The man in Roomette 3, Car No. 11, was a sniveling little neurotic who
wrote cheap little plays into which, as a social message, he inserted
cowardly little obscenities to the effect that all businessmen were

               -Ayn Rand, Atlas Shrugged

The association between Emotional Stability and conservative economic attitudes might be understood in similar, but differently-valenced terms. The positive pole of this trait is associated with emotional security and hardiness. The negative end (sometimes labeled “Neuroticism”) is associated with a tendency to feel anger, guilt, and sadness. Thus, people scoring low on Emotional Stability may be more prone to feelings of guilt or pity for those in need and may, in turn, support liberal economic policies intended to help these populations.

   -Alan Gerber et al, “Personality Traits and the Dimensions of Political Ideology”

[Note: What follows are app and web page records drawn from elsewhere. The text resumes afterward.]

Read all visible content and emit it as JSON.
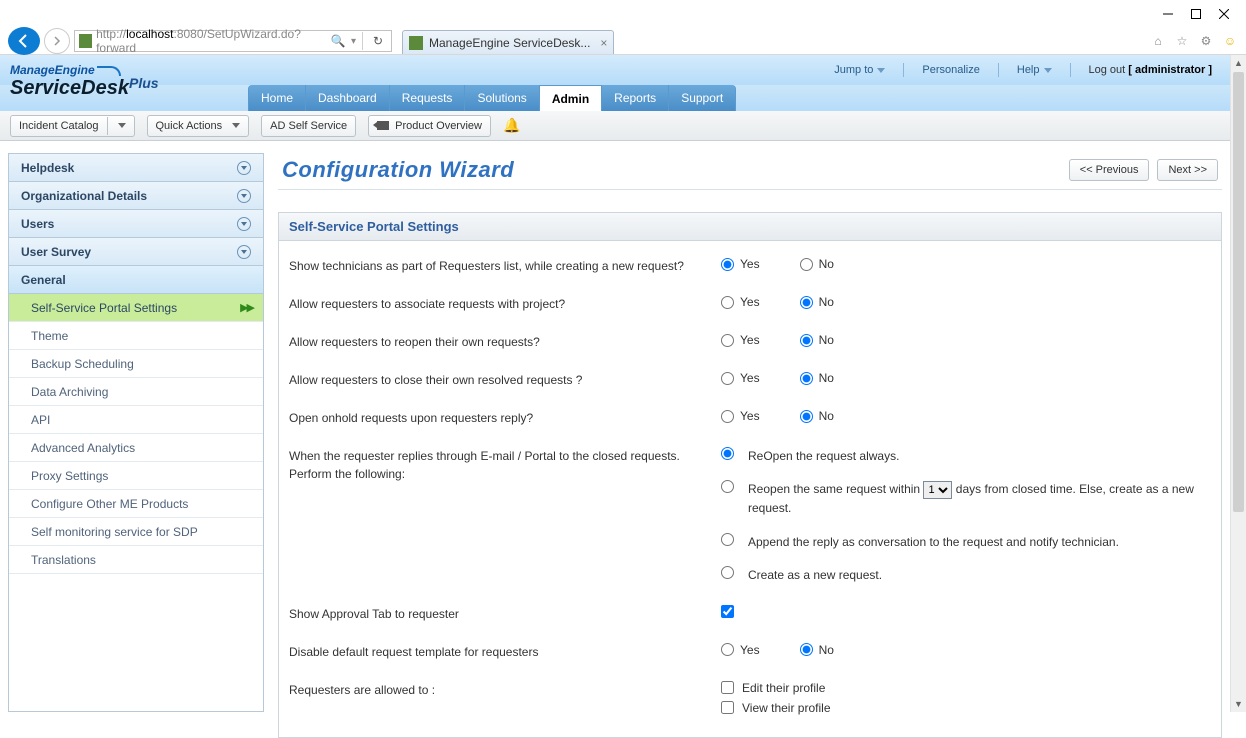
{
  "browser": {
    "url_prefix": "http://",
    "url_host": "localhost",
    "url_rest": ":8080/SetUpWizard.do?forward",
    "tab_title": "ManageEngine ServiceDesk..."
  },
  "logo": {
    "line1": "ManageEngine",
    "line2": "ServiceDesk",
    "plus": "Plus"
  },
  "top": {
    "jump": "Jump to",
    "personalize": "Personalize",
    "help": "Help",
    "logout": "Log out",
    "user": "[ administrator ]"
  },
  "tabs": [
    "Home",
    "Dashboard",
    "Requests",
    "Solutions",
    "Admin",
    "Reports",
    "Support"
  ],
  "tabs_active_index": 4,
  "subbar": {
    "incident": "Incident Catalog",
    "quick": "Quick Actions",
    "adself": "AD Self Service",
    "overview": "Product Overview"
  },
  "side": {
    "sections": [
      "Helpdesk",
      "Organizational Details",
      "Users",
      "User Survey",
      "General"
    ],
    "general_items": [
      "Self-Service Portal Settings",
      "Theme",
      "Backup Scheduling",
      "Data Archiving",
      "API",
      "Advanced Analytics",
      "Proxy Settings",
      "Configure Other ME Products",
      "Self monitoring service for SDP",
      "Translations"
    ]
  },
  "wizard": {
    "title": "Configuration Wizard",
    "prev": "<< Previous",
    "next": "Next >>"
  },
  "panel_title": "Self-Service Portal Settings",
  "labels": {
    "yes": "Yes",
    "no": "No"
  },
  "questions": {
    "q1": "Show technicians as part of Requesters list, while creating a new request?",
    "q2": "Allow requesters to associate requests with project?",
    "q3": "Allow requesters to reopen their own requests?",
    "q4": "Allow requesters to close their own resolved requests ?",
    "q5": "Open onhold requests upon requesters reply?",
    "q6": "When the requester replies through E-mail / Portal to the closed requests. Perform the following:",
    "q6_opts": {
      "a": "ReOpen the request always.",
      "b_pre": "Reopen the same request within",
      "b_post": "days from closed time. Else, create as a new request.",
      "c": "Append the reply as conversation to the request and notify technician.",
      "d": "Create as a new request."
    },
    "q6_sel": "1",
    "q7": "Show Approval Tab to requester",
    "q8": "Disable default request template for requesters",
    "q9": "Requesters are allowed to :",
    "q9_opts": {
      "a": "Edit their profile",
      "b": "View their profile"
    }
  }
}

Ayn Rand once again anticipates modern social science: Critics of the free market are more neurotic (i.e. lower in Stability) than proponents.  As Gerber et al note, there is more than one way to interpret this pattern, but I’m inclined see it in cognitive terms.  First pass:

People high in Stability realize that, objectively
speaking, life in First World countries is good and getting better all the
time.  As long as government leaves well enough alone, our problems will take care of themselves. 

People low in Stability, on the other hand, habitually blow minor problems out of proportion.  Even when they live in First World countries, they manage to convince themselves that the sky is falling.  Their typically neurotic response is to beg for Big Brother to save them from their largely
imaginary problems.  When government solutions don’t work out, they misinterpret it as further proof that life is hopeless – not that their “solutions” were ill-conceived.

P.S. If the neurotic are moderately more prone to anti-market bias, I wonder how much more inclined they are to pessimistic bias?